I know the name in English of my bolthole on the Maes, but I am none the wiser. It is the "stack annealing basement".
In my family, thanks to my father's job at ICI Fibres in Pontypool, our industrial talk was confined to the properties of nylon. Could a human body levitate, we wondered, on a force-field of static electricity after sliding at full speed between two sheets of said fabric?
It means that the processes of making steel remain a mystery to me. The stack annealer basement has nevertheless become a little underground haven for a head scorched overground by the sun ripping through the thin air above the old Ebbw Vale works. The SAB has been transformed into Y Lle Celf, a home for delicate art on walls thick enough to make China's Three Gorges dam look like tissue paper.
I say that only to be able to use the only long Welsh word I know, in admiration of the gwrthgyferbyniad between concrete and canvas. And I love the lle, especially the long ramp going past the trio of canvasses by Manon Awst and Benjamin Walther. "On the Way to History" is my favourite, although I am still spooked at the point by the Paper Chain Dolls by Wendy Mayer. In any language these are troubling figures.
Paper Chain Dolls by Wendy Mayer
Next door to the Lle Celf is an even quieter spot, the community garden. On Saturated Sunday, when 25,000 poured gloriously through the dust storm, I found myself alone in the garden with a local woman and her dog. "He's misbehaving," she said, sitting her mutt down and giving him a hug.
I reached out a hand and he growled. I returned to the photos of the works in their heyday and in decline. They made nearly 17 million tons of steel at Ebbw Vale before they tore down the blast furnaces.
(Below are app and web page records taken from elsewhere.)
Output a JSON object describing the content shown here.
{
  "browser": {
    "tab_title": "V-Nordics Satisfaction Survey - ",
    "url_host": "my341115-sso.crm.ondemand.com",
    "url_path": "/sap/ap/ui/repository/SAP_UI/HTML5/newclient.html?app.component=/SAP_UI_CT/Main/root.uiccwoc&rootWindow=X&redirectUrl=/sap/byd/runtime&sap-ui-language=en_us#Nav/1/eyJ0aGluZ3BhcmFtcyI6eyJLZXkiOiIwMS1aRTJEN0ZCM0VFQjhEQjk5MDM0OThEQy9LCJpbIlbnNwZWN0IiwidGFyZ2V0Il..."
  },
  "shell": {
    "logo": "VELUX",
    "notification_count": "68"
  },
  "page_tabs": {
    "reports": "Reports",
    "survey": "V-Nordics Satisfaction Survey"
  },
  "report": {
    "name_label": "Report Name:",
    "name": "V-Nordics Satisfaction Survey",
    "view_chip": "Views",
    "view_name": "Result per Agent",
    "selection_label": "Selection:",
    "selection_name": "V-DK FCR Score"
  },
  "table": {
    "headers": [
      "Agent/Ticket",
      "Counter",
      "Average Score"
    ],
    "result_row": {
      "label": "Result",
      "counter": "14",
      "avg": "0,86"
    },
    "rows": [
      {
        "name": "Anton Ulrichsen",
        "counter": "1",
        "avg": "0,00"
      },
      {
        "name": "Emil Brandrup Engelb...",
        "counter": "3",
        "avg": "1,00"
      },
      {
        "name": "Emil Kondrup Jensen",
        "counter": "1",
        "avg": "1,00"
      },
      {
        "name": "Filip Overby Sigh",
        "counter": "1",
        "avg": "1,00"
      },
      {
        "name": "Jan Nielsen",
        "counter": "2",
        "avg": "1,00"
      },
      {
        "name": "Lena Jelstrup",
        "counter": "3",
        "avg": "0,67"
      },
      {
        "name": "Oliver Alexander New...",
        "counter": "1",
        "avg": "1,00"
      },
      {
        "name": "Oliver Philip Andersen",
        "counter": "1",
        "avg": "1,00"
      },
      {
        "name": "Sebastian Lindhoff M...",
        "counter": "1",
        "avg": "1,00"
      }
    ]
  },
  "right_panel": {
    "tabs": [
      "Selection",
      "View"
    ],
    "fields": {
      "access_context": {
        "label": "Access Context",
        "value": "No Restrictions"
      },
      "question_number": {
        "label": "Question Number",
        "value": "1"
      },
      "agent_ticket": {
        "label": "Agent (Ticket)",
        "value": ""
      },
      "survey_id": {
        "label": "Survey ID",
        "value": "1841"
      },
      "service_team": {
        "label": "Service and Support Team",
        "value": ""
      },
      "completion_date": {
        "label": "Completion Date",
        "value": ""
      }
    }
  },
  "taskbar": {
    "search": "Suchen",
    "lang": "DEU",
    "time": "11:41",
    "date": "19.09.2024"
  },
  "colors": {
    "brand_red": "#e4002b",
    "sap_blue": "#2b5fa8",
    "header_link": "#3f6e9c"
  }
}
I found out what they did in a stack annealing basement: heat great coils of steel to soften them before rolling.
Now it's an art gallery that pulls me back, past the disturbing paper chain dolls.